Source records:
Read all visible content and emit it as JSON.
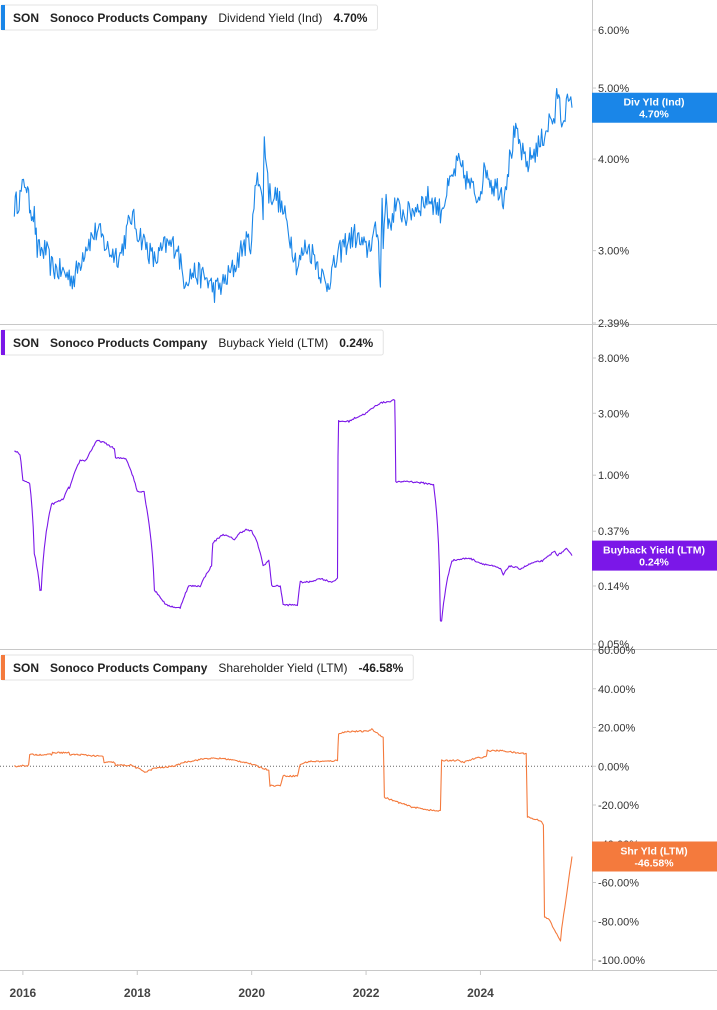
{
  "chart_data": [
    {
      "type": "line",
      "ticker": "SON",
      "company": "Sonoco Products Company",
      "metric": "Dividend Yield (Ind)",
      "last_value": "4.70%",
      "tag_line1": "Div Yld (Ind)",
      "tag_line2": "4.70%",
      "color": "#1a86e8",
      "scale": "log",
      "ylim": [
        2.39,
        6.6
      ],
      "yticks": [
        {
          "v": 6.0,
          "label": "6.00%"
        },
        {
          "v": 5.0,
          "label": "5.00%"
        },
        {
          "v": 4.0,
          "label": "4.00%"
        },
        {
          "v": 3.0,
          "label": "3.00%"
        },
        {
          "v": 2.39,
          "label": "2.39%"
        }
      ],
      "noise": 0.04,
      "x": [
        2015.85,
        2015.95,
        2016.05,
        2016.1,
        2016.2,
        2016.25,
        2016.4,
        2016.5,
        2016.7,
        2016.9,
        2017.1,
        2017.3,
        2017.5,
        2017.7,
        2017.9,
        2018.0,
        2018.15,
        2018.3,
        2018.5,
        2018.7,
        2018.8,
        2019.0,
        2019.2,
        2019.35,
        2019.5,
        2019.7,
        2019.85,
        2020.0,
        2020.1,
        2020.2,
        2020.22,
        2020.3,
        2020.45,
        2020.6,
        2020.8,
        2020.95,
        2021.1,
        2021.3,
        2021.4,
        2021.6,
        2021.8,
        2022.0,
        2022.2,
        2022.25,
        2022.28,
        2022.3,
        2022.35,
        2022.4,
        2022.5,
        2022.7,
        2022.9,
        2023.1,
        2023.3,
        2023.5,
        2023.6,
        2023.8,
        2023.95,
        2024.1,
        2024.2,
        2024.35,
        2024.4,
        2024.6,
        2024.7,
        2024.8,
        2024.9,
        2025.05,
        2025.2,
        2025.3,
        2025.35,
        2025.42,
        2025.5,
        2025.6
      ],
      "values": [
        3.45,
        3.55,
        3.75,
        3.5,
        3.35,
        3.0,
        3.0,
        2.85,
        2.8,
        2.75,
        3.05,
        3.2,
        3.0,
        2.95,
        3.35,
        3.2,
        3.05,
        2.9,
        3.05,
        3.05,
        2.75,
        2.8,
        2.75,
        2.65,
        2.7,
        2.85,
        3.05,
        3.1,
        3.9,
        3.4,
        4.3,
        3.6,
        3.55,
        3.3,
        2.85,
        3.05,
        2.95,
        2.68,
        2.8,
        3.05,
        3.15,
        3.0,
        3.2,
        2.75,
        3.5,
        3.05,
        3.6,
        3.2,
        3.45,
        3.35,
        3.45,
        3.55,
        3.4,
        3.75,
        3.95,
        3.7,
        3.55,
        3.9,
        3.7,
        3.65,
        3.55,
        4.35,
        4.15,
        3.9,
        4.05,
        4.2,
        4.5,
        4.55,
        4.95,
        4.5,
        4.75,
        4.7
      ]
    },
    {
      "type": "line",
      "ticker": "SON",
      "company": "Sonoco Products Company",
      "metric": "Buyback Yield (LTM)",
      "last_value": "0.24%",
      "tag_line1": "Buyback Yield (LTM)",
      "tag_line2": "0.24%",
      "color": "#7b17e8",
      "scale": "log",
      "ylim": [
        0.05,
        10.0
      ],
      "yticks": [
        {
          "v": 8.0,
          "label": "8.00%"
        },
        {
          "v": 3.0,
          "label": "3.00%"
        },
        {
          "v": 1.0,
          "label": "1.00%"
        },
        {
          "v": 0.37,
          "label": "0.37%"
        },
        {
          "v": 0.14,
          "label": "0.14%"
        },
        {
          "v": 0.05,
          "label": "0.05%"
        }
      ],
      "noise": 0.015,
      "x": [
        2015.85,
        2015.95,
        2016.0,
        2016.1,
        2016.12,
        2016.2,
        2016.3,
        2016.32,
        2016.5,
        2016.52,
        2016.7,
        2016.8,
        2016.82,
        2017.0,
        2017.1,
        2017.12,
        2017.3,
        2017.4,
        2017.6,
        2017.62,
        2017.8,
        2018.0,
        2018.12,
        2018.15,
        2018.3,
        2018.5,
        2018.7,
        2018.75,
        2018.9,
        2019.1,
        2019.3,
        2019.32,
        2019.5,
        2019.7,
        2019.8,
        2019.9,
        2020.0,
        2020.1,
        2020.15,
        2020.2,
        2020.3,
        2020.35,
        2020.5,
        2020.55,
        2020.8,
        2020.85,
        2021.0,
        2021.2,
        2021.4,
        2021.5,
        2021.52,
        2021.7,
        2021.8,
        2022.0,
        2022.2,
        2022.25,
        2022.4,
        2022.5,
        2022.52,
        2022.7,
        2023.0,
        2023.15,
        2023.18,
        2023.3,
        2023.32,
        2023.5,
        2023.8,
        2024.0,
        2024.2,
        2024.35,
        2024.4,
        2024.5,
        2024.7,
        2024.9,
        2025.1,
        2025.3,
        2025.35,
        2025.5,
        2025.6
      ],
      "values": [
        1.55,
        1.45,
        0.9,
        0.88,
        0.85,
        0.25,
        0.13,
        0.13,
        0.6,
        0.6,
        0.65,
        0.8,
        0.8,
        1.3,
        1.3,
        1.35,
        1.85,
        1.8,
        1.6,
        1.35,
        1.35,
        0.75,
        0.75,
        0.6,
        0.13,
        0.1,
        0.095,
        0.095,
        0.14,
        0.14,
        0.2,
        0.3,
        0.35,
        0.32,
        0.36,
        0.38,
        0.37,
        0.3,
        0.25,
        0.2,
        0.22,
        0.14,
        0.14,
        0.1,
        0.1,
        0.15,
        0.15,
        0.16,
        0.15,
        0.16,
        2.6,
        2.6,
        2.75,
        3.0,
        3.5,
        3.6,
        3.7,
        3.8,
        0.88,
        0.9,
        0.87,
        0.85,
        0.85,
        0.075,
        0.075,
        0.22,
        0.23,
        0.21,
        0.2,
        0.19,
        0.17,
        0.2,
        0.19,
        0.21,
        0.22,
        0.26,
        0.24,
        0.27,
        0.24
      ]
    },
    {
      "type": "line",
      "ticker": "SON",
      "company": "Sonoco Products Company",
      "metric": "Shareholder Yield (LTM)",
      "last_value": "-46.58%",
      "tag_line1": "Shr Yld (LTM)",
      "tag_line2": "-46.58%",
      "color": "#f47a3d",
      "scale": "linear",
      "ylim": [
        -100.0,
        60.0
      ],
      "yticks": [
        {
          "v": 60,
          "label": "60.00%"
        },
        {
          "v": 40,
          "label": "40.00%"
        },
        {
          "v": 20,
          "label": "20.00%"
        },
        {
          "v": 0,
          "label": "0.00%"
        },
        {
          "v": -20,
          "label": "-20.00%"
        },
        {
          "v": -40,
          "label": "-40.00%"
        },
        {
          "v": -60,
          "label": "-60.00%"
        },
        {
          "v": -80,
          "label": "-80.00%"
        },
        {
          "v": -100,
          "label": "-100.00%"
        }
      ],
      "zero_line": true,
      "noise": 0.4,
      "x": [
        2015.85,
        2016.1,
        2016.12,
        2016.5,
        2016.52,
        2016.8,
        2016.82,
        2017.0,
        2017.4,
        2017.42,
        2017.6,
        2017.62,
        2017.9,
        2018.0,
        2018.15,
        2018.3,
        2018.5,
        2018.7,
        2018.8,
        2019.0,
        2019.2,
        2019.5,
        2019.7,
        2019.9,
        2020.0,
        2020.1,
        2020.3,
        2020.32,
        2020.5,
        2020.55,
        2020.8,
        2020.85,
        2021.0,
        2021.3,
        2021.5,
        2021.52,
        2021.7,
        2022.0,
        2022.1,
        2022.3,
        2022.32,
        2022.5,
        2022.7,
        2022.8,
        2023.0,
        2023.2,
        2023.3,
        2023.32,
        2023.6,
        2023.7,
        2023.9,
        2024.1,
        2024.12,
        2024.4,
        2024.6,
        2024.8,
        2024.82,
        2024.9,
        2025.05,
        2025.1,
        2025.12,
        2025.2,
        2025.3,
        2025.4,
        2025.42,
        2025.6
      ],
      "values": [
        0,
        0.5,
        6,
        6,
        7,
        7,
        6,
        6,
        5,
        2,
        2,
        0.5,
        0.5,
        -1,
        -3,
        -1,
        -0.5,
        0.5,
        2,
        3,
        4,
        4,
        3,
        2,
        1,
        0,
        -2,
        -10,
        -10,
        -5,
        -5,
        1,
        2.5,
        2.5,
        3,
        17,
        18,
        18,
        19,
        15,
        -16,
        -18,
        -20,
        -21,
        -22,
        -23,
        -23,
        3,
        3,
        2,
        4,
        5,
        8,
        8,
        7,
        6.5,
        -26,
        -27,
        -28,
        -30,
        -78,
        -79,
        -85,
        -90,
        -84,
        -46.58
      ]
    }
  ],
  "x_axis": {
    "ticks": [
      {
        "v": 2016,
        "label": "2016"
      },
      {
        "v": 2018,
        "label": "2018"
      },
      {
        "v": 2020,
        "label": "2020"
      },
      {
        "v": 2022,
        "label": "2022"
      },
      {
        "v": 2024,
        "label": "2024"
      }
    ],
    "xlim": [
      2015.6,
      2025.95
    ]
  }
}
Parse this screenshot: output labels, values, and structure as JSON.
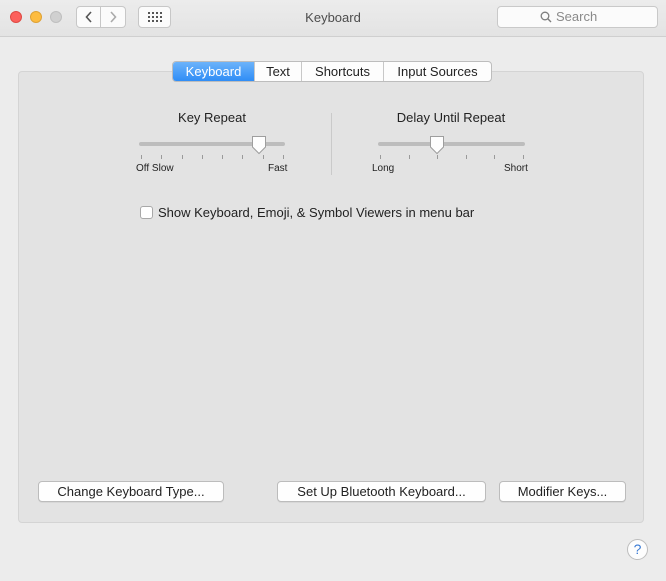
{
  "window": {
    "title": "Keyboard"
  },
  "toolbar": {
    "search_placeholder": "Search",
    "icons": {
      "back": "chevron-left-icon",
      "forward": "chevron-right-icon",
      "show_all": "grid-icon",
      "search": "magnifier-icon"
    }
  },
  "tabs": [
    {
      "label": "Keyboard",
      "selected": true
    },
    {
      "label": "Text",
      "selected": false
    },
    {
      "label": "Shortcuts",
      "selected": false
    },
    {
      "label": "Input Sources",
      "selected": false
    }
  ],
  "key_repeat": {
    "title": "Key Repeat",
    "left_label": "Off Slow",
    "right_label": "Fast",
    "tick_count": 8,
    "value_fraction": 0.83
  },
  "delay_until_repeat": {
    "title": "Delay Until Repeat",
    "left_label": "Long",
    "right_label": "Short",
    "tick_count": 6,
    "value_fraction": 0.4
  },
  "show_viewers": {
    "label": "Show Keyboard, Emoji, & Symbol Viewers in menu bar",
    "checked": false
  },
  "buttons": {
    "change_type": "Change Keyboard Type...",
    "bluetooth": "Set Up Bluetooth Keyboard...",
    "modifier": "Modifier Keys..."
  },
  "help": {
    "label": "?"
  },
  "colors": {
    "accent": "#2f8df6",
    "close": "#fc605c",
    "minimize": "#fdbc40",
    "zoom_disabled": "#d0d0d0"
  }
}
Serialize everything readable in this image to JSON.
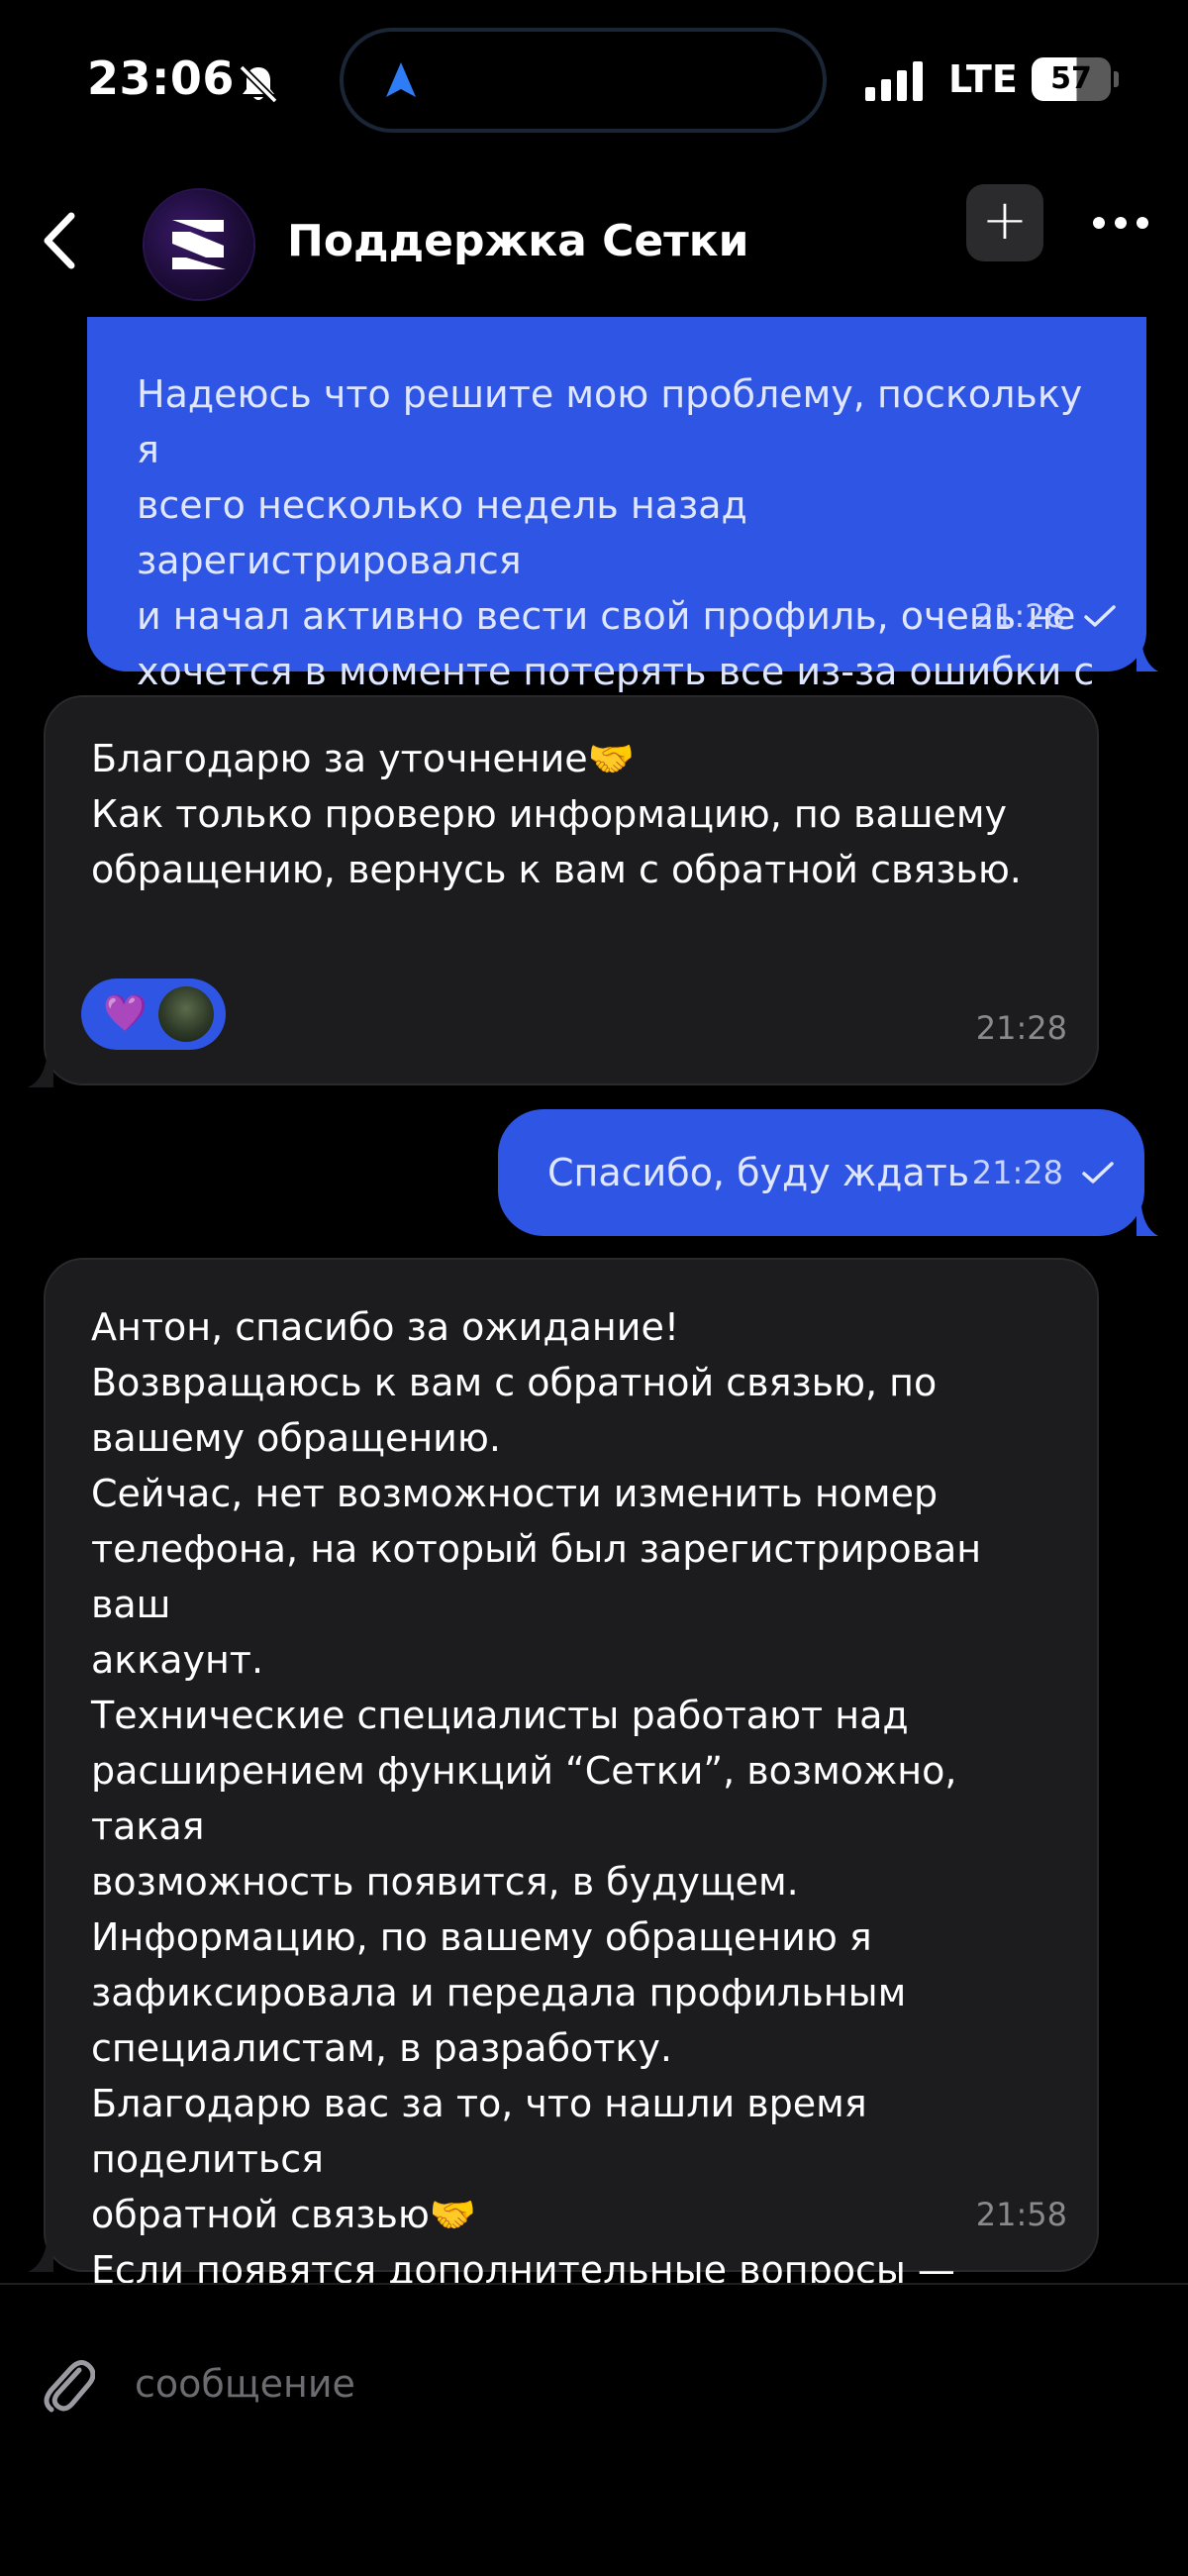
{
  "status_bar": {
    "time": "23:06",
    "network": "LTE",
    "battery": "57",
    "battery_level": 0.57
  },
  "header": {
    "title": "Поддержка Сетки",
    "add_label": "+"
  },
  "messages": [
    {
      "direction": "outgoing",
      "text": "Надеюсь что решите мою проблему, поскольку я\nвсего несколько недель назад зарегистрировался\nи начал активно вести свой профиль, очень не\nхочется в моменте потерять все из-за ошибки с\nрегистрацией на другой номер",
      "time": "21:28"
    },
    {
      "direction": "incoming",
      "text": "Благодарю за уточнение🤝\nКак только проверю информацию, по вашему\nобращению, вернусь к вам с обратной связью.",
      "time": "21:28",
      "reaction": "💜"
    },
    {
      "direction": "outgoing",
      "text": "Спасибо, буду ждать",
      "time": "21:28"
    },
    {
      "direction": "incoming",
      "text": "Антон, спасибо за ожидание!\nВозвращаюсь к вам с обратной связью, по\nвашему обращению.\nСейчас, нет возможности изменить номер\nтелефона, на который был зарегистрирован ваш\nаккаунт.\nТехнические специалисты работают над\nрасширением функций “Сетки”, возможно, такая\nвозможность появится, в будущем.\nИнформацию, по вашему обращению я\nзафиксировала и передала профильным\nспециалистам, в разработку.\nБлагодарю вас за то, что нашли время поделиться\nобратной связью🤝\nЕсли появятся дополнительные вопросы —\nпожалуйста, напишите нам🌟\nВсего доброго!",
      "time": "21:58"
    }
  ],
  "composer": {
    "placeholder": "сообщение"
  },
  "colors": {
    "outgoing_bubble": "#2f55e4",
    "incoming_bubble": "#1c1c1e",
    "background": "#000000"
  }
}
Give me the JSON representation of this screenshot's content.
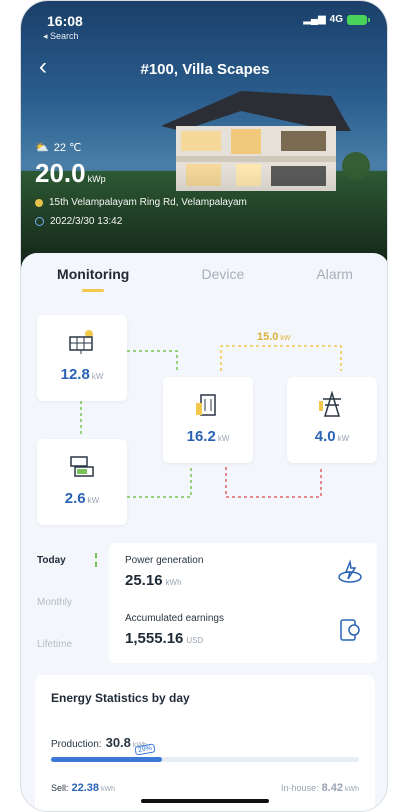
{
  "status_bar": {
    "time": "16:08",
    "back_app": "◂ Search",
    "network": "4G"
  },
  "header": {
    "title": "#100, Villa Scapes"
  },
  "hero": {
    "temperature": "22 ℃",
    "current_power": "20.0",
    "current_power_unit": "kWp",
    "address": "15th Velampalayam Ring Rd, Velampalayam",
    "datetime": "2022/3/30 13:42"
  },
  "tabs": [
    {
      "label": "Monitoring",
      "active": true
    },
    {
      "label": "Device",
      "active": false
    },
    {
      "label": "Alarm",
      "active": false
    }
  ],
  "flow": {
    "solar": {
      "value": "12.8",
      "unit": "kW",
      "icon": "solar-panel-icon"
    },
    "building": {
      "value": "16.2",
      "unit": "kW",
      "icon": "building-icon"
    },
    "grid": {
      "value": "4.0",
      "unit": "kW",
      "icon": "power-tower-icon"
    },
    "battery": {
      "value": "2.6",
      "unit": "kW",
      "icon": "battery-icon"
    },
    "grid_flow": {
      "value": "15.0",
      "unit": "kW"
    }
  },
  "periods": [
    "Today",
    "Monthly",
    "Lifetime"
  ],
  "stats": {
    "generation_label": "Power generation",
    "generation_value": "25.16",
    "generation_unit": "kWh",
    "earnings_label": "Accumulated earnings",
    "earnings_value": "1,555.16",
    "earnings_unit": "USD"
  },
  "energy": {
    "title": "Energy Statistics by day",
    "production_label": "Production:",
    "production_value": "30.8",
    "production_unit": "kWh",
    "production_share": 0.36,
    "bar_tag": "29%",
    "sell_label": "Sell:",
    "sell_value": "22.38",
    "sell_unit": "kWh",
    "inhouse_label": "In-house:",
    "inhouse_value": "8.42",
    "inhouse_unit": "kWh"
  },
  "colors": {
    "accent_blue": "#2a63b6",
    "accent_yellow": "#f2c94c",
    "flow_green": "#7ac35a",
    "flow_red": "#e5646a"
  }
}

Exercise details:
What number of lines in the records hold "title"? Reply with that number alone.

Answer area:
6